■ Exercise description ■
Please report each line of the data below that contains "placeholder".
##### Supplied records #####
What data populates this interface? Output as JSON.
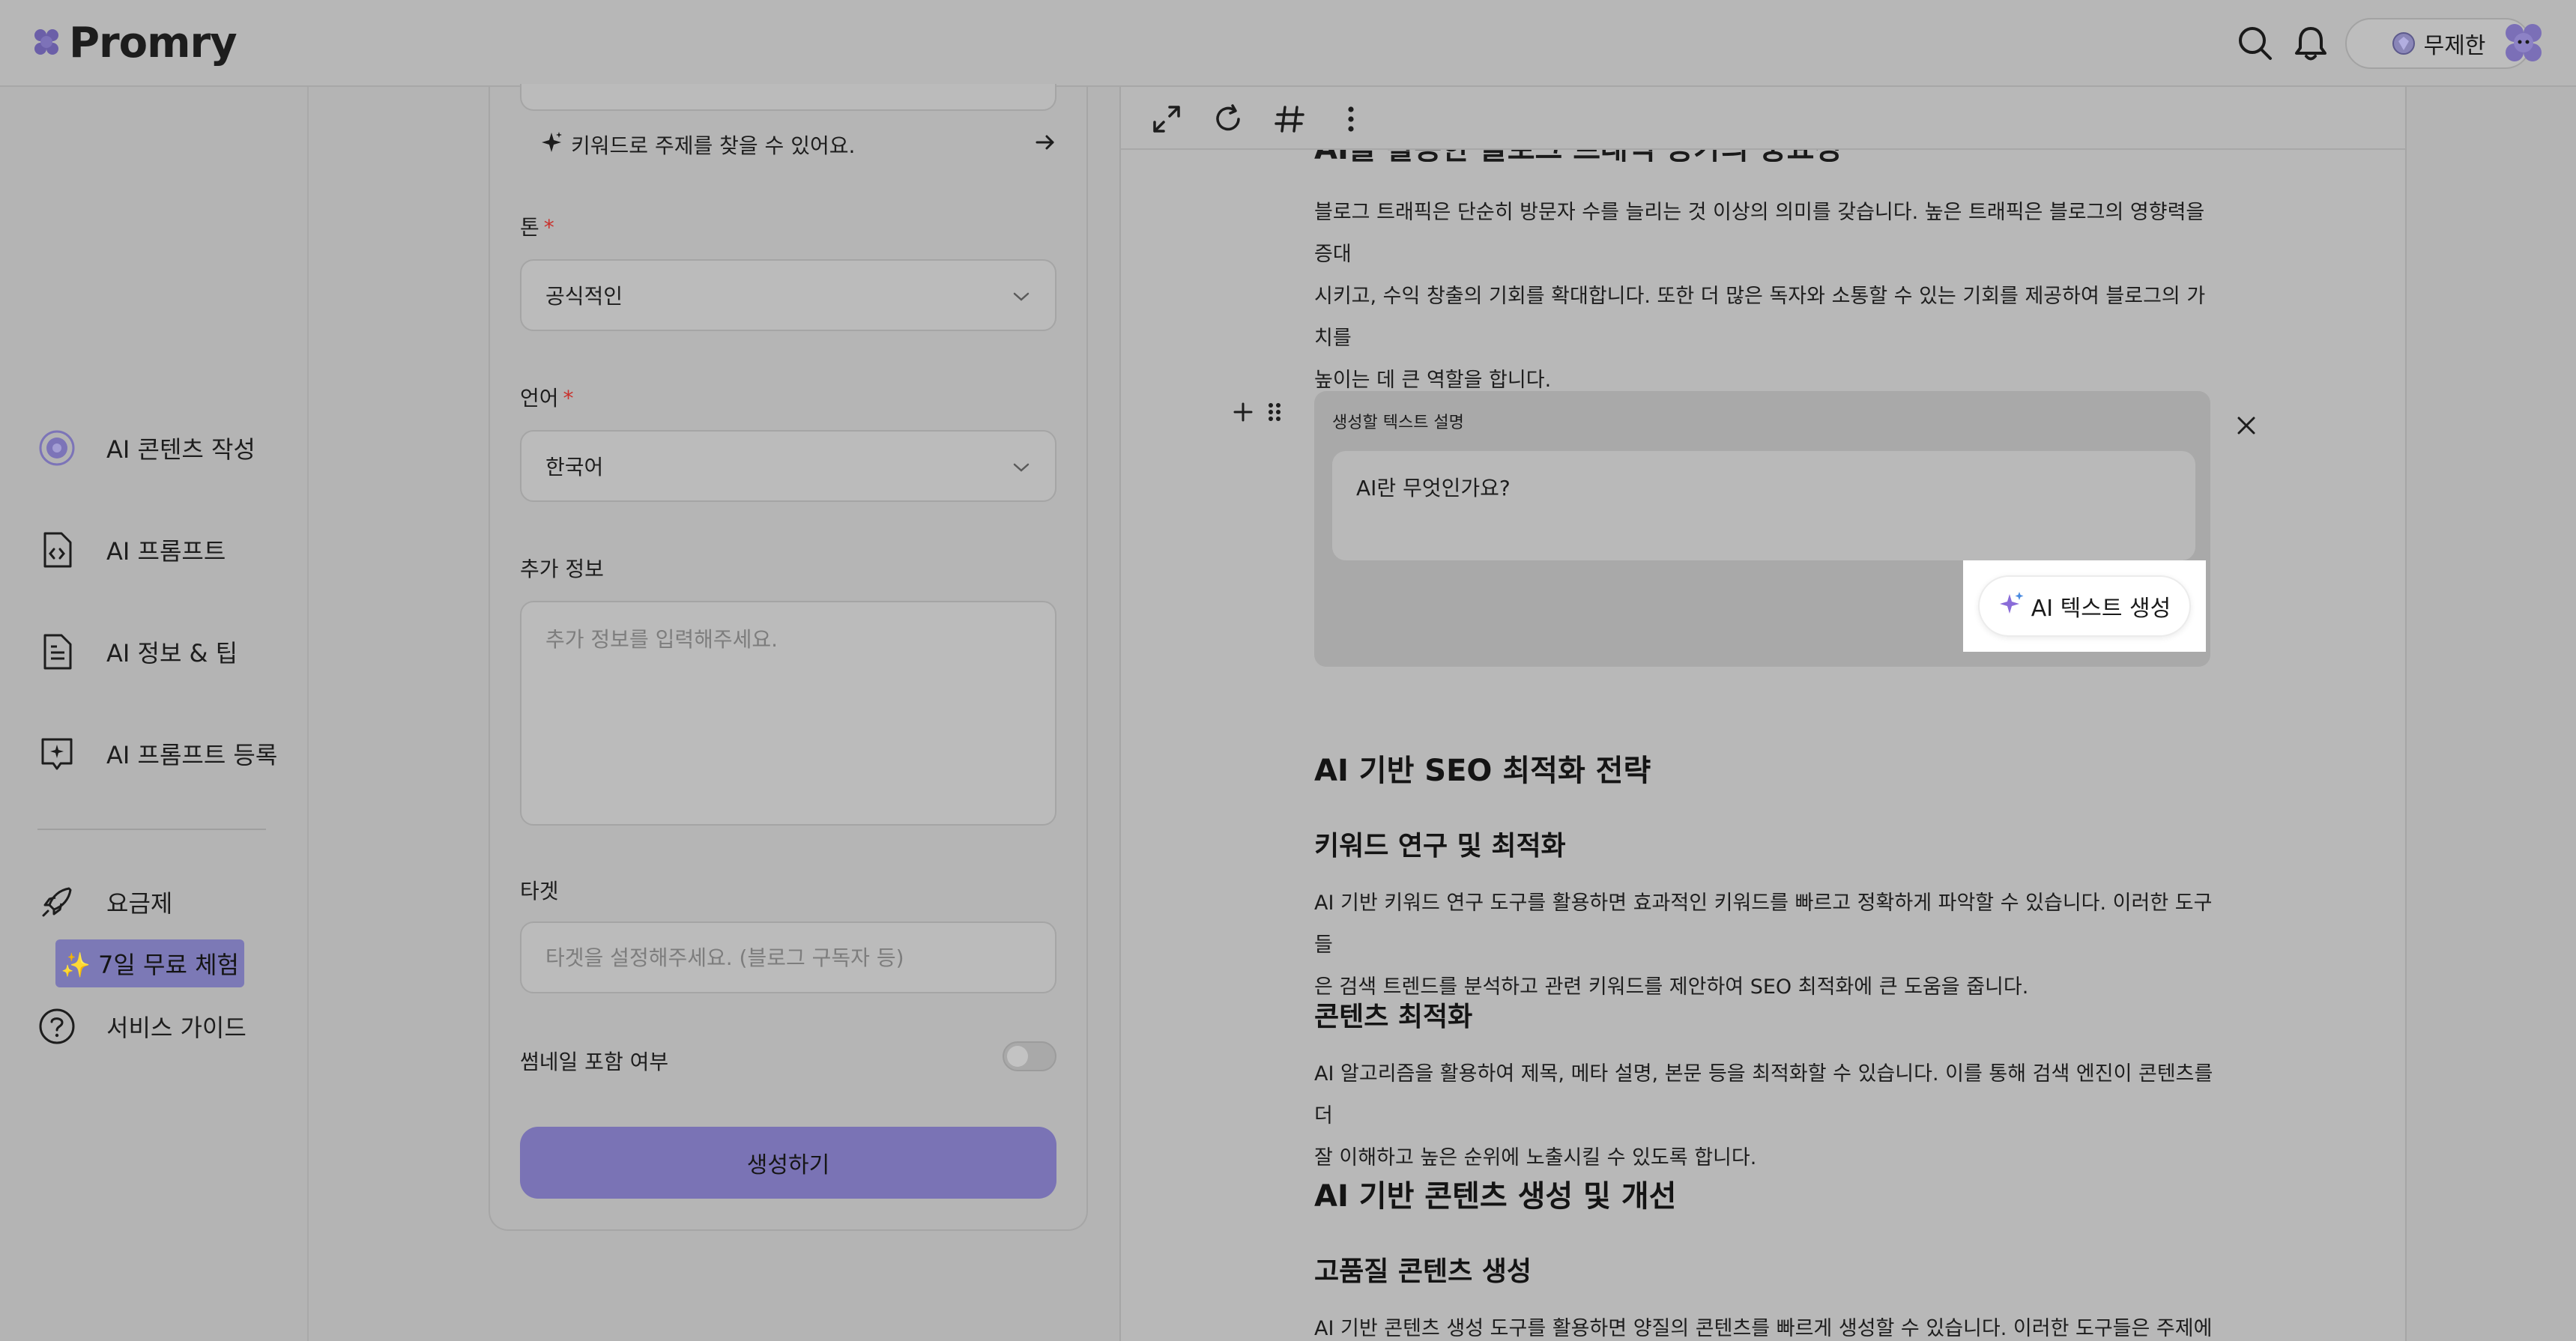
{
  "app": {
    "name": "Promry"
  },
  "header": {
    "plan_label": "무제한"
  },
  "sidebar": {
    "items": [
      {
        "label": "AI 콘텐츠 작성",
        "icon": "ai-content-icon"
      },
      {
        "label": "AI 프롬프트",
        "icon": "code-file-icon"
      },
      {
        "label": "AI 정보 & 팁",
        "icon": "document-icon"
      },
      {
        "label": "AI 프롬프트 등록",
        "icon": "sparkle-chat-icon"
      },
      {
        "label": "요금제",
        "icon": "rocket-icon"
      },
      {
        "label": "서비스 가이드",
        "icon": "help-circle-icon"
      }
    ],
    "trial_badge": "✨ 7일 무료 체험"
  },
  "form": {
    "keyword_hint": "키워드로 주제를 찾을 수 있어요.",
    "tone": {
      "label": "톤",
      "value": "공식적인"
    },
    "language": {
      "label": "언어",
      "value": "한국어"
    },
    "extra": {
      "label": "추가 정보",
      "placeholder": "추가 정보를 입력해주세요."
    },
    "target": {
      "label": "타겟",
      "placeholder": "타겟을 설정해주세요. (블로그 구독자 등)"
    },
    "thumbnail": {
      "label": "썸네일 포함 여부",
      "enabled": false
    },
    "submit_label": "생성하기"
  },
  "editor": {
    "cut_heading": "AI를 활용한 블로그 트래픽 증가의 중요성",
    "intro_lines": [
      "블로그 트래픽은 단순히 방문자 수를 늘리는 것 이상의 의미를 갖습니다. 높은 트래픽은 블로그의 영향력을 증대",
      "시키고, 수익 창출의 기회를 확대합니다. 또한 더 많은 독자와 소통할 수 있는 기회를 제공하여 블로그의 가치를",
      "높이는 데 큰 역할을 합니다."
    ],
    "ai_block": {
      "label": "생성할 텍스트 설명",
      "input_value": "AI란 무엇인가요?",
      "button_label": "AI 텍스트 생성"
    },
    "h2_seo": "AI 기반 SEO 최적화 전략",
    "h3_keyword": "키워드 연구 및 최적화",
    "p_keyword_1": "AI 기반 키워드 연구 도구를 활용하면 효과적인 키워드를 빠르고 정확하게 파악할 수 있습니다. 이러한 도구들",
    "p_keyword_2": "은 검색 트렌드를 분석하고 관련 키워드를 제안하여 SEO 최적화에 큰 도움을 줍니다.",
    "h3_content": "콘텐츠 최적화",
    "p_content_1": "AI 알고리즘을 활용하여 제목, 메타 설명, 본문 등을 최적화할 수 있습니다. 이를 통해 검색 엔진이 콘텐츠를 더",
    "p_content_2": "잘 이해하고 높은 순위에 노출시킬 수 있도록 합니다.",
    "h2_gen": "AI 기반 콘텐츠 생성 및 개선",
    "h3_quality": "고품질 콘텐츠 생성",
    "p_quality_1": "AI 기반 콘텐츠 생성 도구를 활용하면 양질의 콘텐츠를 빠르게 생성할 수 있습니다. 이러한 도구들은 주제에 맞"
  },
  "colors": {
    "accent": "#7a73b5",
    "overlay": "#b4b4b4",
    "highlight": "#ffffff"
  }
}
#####
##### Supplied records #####
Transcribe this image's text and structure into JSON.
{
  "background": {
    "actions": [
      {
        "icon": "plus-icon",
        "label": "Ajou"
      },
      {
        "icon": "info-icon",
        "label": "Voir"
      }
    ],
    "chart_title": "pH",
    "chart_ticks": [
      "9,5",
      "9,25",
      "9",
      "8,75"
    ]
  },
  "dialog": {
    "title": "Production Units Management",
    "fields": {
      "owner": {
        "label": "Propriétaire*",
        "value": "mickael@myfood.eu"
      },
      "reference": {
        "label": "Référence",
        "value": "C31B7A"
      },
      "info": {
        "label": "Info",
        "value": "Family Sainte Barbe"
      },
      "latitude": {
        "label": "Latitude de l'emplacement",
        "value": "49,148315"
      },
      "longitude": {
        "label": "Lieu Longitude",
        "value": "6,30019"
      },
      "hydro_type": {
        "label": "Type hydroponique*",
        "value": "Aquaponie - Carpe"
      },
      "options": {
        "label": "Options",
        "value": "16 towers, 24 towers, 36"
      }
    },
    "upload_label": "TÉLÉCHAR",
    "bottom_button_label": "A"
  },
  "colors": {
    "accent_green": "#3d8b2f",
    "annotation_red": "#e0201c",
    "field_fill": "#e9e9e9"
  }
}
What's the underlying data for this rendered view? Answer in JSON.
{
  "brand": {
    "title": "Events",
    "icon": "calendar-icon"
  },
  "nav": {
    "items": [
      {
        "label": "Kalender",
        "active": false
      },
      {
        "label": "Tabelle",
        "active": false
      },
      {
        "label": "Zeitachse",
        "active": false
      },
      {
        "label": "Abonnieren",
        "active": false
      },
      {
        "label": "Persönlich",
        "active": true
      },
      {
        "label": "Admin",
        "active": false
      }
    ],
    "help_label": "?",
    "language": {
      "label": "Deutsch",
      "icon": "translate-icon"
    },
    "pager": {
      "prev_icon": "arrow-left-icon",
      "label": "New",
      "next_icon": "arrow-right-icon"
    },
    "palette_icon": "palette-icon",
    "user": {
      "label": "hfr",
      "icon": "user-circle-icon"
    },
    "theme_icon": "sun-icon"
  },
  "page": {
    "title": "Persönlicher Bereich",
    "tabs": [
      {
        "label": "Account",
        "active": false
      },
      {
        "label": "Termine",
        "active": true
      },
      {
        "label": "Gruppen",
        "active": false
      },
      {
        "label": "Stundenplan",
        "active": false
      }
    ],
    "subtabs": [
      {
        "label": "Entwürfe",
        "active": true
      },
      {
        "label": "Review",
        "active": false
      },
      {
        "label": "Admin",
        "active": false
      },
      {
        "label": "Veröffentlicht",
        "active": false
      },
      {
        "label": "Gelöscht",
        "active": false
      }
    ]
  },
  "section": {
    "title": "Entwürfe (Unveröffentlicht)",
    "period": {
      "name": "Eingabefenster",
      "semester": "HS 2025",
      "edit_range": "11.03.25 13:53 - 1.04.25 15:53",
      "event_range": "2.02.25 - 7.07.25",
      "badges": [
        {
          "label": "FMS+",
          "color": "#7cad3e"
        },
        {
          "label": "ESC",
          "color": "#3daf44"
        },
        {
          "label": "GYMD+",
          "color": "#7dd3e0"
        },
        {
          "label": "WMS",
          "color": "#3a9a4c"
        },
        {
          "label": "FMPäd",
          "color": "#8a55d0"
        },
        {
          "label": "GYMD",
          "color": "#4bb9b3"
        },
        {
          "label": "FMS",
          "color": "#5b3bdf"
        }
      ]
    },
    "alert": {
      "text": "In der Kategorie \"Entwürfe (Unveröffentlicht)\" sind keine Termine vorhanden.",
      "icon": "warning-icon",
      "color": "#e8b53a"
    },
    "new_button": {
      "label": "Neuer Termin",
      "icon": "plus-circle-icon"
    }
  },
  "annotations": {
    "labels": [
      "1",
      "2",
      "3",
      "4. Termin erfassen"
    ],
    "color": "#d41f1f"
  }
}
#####
■ Finished exercise ■
      "placeholder": "추가 정보를 입력해주세요."
      "placeholder": "타겟을 설정해주세요. (블로그 구독자 등)"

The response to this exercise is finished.